TASK TO COMPLETE ::
Return each line of the entries that mentions the word "this".

*** INPUT MATERIAL

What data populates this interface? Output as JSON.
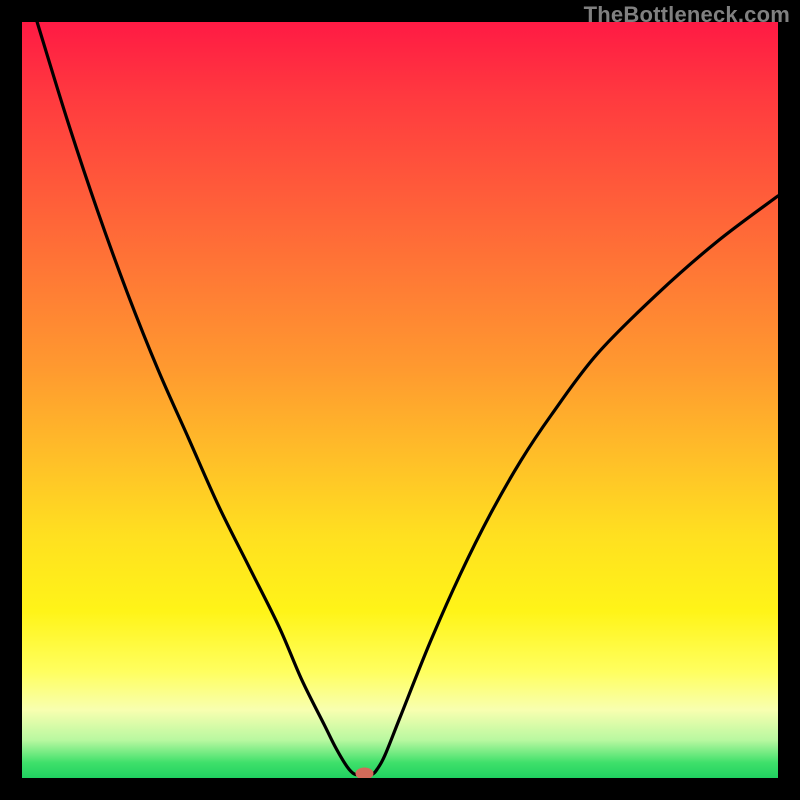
{
  "attribution": "TheBottleneck.com",
  "chart_data": {
    "type": "line",
    "title": "",
    "xlabel": "",
    "ylabel": "",
    "xlim": [
      0,
      100
    ],
    "ylim": [
      0,
      100
    ],
    "grid": false,
    "series": [
      {
        "name": "curve",
        "x": [
          2,
          6,
          10,
          14,
          18,
          22,
          26,
          30,
          34,
          37,
          40,
          41.5,
          43,
          44,
          45,
          46.3,
          47,
          48,
          50,
          54,
          58,
          62,
          66,
          70,
          76,
          84,
          92,
          100
        ],
        "y": [
          100,
          87,
          75,
          64,
          54,
          45,
          36,
          28,
          20,
          13,
          7,
          4,
          1.5,
          0.5,
          0.5,
          0.5,
          1.2,
          3,
          8,
          18,
          27,
          35,
          42,
          48,
          56,
          64,
          71,
          77
        ]
      }
    ],
    "marker": {
      "x": 45.3,
      "y": 0.6,
      "color": "#d36a5a",
      "rx": 9,
      "ry": 6
    }
  },
  "layout": {
    "outer": 800,
    "inner_offset": 22,
    "inner_size": 756
  }
}
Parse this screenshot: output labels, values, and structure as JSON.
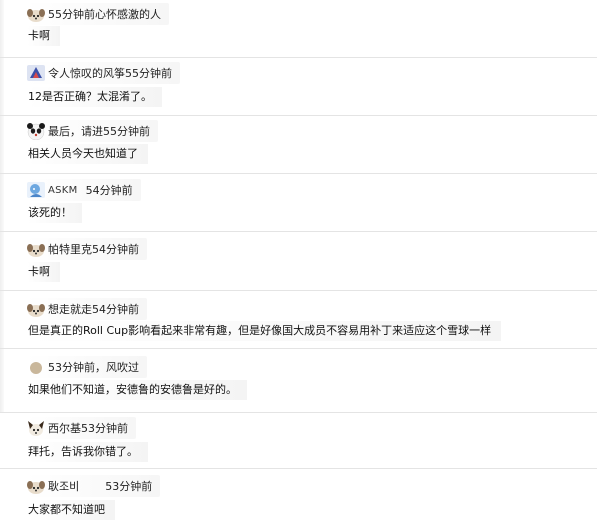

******

RESPONSE BELOW ::
What data populates this interface? Output as JSON.
Parse this screenshot: output labels, values, and structure as JSON.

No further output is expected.